When Scott Nelson was appointed receiver, his primary goal was to set up a well-ordered community mental health program. He has yet to fulfill this mandate. Without a successful community mental health program supporting it, the building of a new hospital is frivolous. We strongly object to the time, money and energy that will be wasted in the process.


Executive Director

Community Council for the Homeless

At Friendship Place


Friends of St. Elizabeths, an organization advocating quality hospital services and continuity of care, was pleased to learn that the way has been cleared for building a new hospital for the mentally ill on the St. Elizabeths campus.

Private hospitals do not take everyone, and homeless, psychotic men and women usually have not been welcome. Even if patients are admitted to private hospitals, they often end up at St. Elizabeths after the time allowed by insurance companies or managed care runs out.

With the D.C. Mental Health Commission's attempt to cut beds now, however, it is hard for private hospitals to arrange for transfers.

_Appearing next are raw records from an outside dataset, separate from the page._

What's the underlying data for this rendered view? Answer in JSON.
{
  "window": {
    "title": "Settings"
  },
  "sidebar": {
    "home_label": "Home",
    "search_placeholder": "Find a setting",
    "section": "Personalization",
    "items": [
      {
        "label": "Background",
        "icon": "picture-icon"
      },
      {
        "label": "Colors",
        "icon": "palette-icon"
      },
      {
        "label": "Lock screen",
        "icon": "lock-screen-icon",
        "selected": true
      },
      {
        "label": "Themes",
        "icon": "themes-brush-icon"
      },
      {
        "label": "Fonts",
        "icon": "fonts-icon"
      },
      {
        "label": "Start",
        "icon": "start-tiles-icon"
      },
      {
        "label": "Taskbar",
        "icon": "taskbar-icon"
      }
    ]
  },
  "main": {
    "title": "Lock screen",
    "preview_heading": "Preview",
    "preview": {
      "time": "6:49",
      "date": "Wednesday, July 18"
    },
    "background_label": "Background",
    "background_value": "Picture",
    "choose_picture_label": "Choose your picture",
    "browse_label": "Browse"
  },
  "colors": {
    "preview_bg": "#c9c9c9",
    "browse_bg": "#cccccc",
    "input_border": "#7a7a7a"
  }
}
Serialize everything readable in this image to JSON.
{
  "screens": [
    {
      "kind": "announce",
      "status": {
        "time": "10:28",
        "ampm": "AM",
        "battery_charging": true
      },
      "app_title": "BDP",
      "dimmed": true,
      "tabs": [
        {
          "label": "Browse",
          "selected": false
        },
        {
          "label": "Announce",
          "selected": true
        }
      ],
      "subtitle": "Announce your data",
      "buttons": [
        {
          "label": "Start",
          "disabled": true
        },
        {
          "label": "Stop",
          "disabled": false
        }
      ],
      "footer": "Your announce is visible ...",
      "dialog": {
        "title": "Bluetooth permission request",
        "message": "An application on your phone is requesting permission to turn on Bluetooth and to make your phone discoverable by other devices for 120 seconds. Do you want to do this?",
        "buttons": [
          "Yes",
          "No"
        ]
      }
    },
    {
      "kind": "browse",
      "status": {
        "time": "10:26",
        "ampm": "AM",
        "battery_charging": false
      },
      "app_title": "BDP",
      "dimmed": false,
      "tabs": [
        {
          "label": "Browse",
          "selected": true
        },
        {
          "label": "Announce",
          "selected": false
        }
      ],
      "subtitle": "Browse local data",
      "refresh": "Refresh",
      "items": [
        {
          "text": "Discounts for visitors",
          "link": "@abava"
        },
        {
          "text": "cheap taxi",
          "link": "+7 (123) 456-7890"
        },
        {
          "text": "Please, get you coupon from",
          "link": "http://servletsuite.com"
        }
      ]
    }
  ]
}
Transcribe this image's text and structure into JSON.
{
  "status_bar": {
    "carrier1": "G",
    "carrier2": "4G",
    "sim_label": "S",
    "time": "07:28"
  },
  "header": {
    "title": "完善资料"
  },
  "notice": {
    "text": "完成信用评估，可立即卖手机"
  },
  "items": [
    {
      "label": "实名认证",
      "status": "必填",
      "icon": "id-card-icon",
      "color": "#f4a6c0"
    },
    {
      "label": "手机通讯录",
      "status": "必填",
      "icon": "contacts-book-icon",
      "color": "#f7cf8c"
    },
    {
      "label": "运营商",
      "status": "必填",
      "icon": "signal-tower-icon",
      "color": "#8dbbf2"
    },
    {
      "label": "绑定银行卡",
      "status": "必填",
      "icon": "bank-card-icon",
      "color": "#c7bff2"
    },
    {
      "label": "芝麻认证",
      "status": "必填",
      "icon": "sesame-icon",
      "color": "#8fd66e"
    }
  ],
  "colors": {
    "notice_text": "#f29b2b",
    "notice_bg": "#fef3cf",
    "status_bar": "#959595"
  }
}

Unless people stay in the hospital until they are able to manage their illness, they will have to be readmitted or can end up in jail or a shelter.

While St. Elizabeths now has about 400 adult patients in the civil division, the commission's hospital plans call for only 75 beds for them in the acute hospital. There is no provision for long-term care. Where will patients go after the few weeks in the short-term hospital if they are still sick? This miscalculation of the need for hospital beds has resulted in a major funding shortfall in the FY 2000 budget.

More than 100 years ago, Dorothea Dix fought to provide humane care for the mentally ill on the grounds of Saint Elizabeths. As we look for new ways to use the campus, we should see that people with mental disabilities share in the benefits of development.




The writers are past presidents of Friends of St. Elizabeths.